-- Opening Marker --

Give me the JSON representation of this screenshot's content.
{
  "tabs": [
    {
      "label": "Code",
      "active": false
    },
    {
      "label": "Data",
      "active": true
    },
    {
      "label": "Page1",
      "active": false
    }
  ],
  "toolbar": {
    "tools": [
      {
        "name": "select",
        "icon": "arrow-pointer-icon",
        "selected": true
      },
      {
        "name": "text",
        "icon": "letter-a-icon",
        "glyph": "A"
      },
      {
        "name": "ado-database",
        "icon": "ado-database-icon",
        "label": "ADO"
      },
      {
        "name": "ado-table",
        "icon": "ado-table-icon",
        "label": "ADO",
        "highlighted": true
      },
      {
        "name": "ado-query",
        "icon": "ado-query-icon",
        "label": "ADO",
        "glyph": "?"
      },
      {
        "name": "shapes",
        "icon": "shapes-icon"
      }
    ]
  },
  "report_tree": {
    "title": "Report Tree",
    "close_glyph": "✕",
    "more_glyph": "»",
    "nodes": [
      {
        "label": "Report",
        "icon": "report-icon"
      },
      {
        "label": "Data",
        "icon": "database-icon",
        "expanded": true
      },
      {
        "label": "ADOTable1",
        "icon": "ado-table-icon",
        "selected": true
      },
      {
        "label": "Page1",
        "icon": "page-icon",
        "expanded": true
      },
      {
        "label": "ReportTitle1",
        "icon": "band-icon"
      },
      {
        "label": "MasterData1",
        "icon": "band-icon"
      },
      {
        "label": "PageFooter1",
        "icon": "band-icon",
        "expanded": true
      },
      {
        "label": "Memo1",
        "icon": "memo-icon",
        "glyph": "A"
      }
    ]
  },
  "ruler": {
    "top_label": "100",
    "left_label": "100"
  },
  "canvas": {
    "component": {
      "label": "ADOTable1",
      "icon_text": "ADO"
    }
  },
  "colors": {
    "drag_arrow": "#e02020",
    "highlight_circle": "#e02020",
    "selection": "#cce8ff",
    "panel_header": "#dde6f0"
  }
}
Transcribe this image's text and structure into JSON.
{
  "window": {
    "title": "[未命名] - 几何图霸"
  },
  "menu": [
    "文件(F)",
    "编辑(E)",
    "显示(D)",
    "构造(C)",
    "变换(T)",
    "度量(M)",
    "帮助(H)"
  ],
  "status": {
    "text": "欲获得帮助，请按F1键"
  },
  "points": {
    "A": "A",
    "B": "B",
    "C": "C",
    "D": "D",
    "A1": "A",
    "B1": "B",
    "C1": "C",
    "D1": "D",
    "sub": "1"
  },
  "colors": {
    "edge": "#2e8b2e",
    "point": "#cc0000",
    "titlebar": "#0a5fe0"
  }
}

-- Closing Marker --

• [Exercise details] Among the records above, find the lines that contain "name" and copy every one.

• [Solution for this exercise]
        "name": "select",
        "name": "text",
        "name": "ado-database",
        "name": "ado-table",
        "name": "ado-query",
        "name": "shapes",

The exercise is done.